Elect Brian Henry

Smith Ward

For More Information on His Platform, Issues & FAQs

Click Here

Because of the diverse nature of the many different restaurants and chefs Brian Henry has worked under he is highly proficient at a wide range of cuisines.

Brian’s cooking is seasonal, inventive and smart, but in no way unapproachable or fussy. When he is coaxed out of the kitchen and starts talking about food, his passion and knowledge are instantly recognizable.

"Chef Brian Henry cooked a series of delicious appetizers for us as we sat around a table in the kitchen". Thanks

Tony Aspler, Wine writer

“Chef Brian Henry puts one hundred percent of his energy into going all the way.”

Birgit Moenke, Editor Stir Media Read More Reviews

Gastronomically yours,

How to Stuff your Turban

The first time I saw a turban squash was over 25 years ago on the cover of an old Harrowsmith Magazine. I was immediately taken by its unique shape which loosely resembled an Oriental turban after which it is named. Its exterior colour and texture reminded me of those old Italian wine bottles that we used to use as candle holders covered in overlapping blobs of white, green, orange and red wax. Their peculiar appearance sees them used more commonly for decorative purposes than culinary.

Turban Squash

Turban Squash

When I was finally able to track one down and cut it open to see what it looked like inside, it revealed a bright yellow flesh with a slightly nutty aroma. It cooked like other vegetables and responded well to being roasted, steamed or boiled. It wasn’t until much later that I learned that the turban squash like all squash are classified as fruits and are members of the pumpkin family which are actually berries. Like most fruits in this category we can trace their origins to Central America where we see them used in many traditional recipes. In North America we tend to consume only the squash fruits but every part of the squash plant can be eaten, including the leaves and their tendrils.


When selecting turban squash keep in mind that the smaller squash are much sweeter than the larger ones, on the down side of this the smaller squash have a mealy textured flesh. I recommend using  medium sized turbans in the kitchen. A medium sized turban squash will weigh in around three pounds and have a diameter of about 8-10 inches. The large knob that protrudes from the squash is the flower end, making the opposite end the stem end.

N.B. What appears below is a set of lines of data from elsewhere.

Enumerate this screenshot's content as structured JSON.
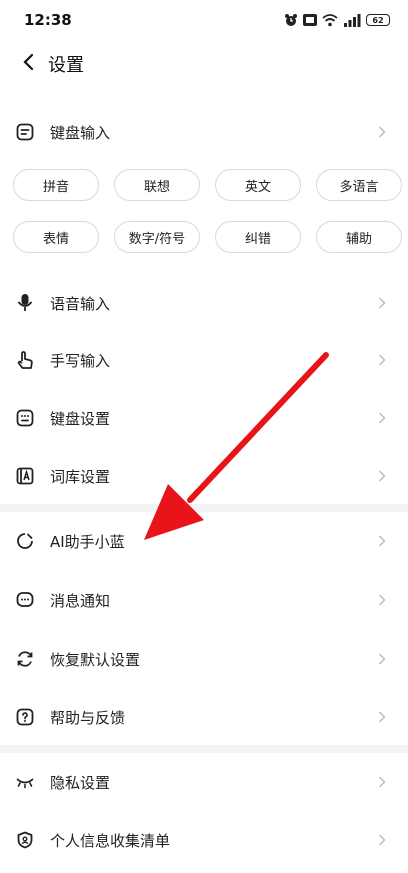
{
  "status_bar": {
    "time": "12:38",
    "battery": "62"
  },
  "header": {
    "title": "设置"
  },
  "keyboard_input": {
    "label": "键盘输入",
    "chips": [
      "拼音",
      "联想",
      "英文",
      "多语言",
      "表情",
      "数字/符号",
      "纠错",
      "辅助"
    ]
  },
  "menu_group_1": [
    {
      "label": "语音输入",
      "icon": "microphone-icon"
    },
    {
      "label": "手写输入",
      "icon": "hand-pointer-icon"
    },
    {
      "label": "键盘设置",
      "icon": "keyboard-icon"
    },
    {
      "label": "词库设置",
      "icon": "dictionary-icon"
    }
  ],
  "menu_group_2": [
    {
      "label": "AI助手小蓝",
      "icon": "ai-assistant-icon"
    },
    {
      "label": "消息通知",
      "icon": "message-icon"
    },
    {
      "label": "恢复默认设置",
      "icon": "refresh-icon"
    },
    {
      "label": "帮助与反馈",
      "icon": "help-icon"
    }
  ],
  "menu_group_3": [
    {
      "label": "隐私设置",
      "icon": "closed-eye-icon"
    },
    {
      "label": "个人信息收集清单",
      "icon": "shield-icon"
    }
  ],
  "annotation": {
    "color": "#e8141a"
  }
}
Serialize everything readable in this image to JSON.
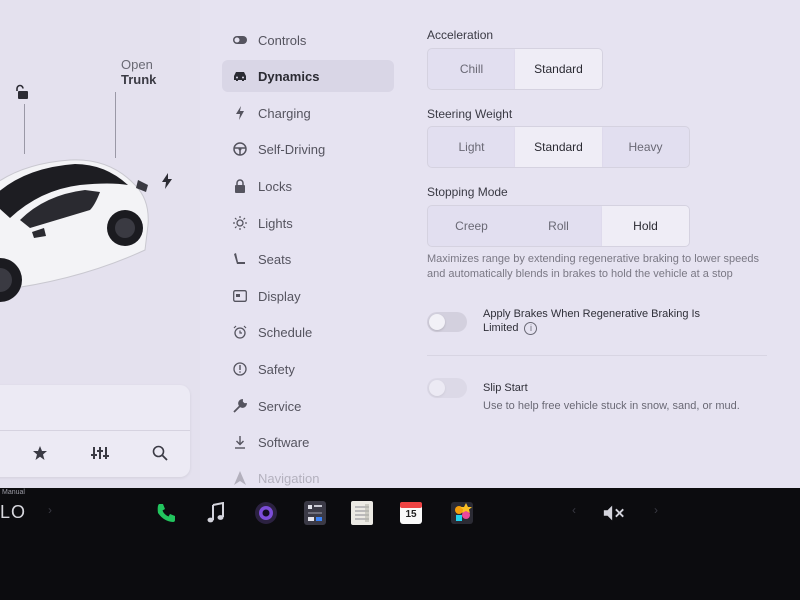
{
  "left_panel": {
    "trunk_top": "Open",
    "trunk_bottom": "Trunk"
  },
  "menu": [
    {
      "label": "Controls",
      "icon": "toggle-icon",
      "active": false
    },
    {
      "label": "Dynamics",
      "icon": "car-icon",
      "active": true
    },
    {
      "label": "Charging",
      "icon": "bolt-icon",
      "active": false
    },
    {
      "label": "Self-Driving",
      "icon": "steering-wheel-icon",
      "active": false
    },
    {
      "label": "Locks",
      "icon": "lock-icon",
      "active": false
    },
    {
      "label": "Lights",
      "icon": "sun-icon",
      "active": false
    },
    {
      "label": "Seats",
      "icon": "seat-icon",
      "active": false
    },
    {
      "label": "Display",
      "icon": "display-icon",
      "active": false
    },
    {
      "label": "Schedule",
      "icon": "alarm-clock-icon",
      "active": false
    },
    {
      "label": "Safety",
      "icon": "info-circle-icon",
      "active": false
    },
    {
      "label": "Service",
      "icon": "wrench-icon",
      "active": false
    },
    {
      "label": "Software",
      "icon": "download-icon",
      "active": false
    },
    {
      "label": "Navigation",
      "icon": "navigation-icon",
      "active": false
    }
  ],
  "settings": {
    "acceleration": {
      "title": "Acceleration",
      "options": [
        "Chill",
        "Standard"
      ],
      "selected": "Standard"
    },
    "steering_weight": {
      "title": "Steering Weight",
      "options": [
        "Light",
        "Standard",
        "Heavy"
      ],
      "selected": "Standard"
    },
    "stopping_mode": {
      "title": "Stopping Mode",
      "options": [
        "Creep",
        "Roll",
        "Hold"
      ],
      "selected": "Hold",
      "description": "Maximizes range by extending regenerative braking to lower speeds and automatically blends in brakes to hold the vehicle at a stop"
    },
    "apply_brakes": {
      "title": "Apply Brakes When Regenerative Braking Is Limited",
      "enabled": false
    },
    "slip_start": {
      "title": "Slip Start",
      "subtitle": "Use to help free vehicle stuck in snow, sand, or mud.",
      "enabled": false
    }
  },
  "dock": {
    "climate_mode": "Manual",
    "climate_value": "LO",
    "calendar_day": "15",
    "volume_state": "muted"
  }
}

Traynor Farms has a great selection of squash available at their Farm Store located at

Address: 2193 County Rd 2, Peterborough, ON K9J 6X7
Phone: (705) 931-0696
Traynor Farms

Traynor Farms

Forage your way to through the selection of squash and find a turban squash to use in the following recipe,  the hard shell of the turban makes it the perfect soup terrine.
Chorizo Stuffed Turban



1 medium sized turban squash

Canola oil as needed

2 tbsp. butter

1 cup Spanish onion, diced

½ cup celery, diced

½ cup carrot, diced

2 cloves garlic, minced

3/4 lb. chorizo sausage, if you wish to forgo meat and make this vegetarian,

add 1-2 tbsp. of our Kick-Ass Cajun Seasoning from The Spice Co. naturally…

1/4 cup soft breadcrumbs

2 tablespoons light brown sugar

Salt and pepper to taste



Pre-heat oven to 375°F with only a single rack on the middle shelf of your oven so that the turban will have adequate clearance.

Make sure that the turban is flat and level on its stem end, as this will be the bottom of your soup bowl. Take a thin slice or two off of the bottom if necessary to level it out. Next cut off the bulbous flower end, as you would when making a jack-o-lantern, as this piece can be used as a lid for your terrine.

Scoop out all of the seeds and pulp from the inside of the turban, discarding the pulp but reserving the seeds as they can be roasted and eaten too.

With a paper towel lightly coat all cut and exposed squash flesh surfaces to protect it while roasting in the oven.

Place the squash, cut sides down, on a parchment lined baking sheet and bake for about an hour or until the flesh is tender.

While the turban is roasting in the oven, combine the carrots onion and celery and butter in a medium sized sauté pan and cook until the onions begin to brown. Add the garlic and chorizo sausage and continue cooking for 5 minutes stirring occasionally. Set mixture aside to cool.

Once the squash is cooked, scoop out its tender pulp. In a large bowl combine the squash with the sausage mixture. Next stir in the brown sugar and bread crumbs.

Return stuffed squash to the oven and bake for 30 minutes at 300°F. Season with salt and pepper and serve immediately.

Kick Ass Cajun delivers a great tasting Cajun seasoning that is balanced with an east to swallow heat!

Kick Ass Cajun delivers a great tasting Cajun seasoning that is balanced with an east to swallow heat!



The Spice  Co. naturally...

The Spice Co. naturally…

Tags: , , , , , , , , , , , , , , , , , , , , , , , , , , , , , , , , , , , , , , , , , , , ,

Comments are closed.

Chef Brian for Hire
The Spice Co.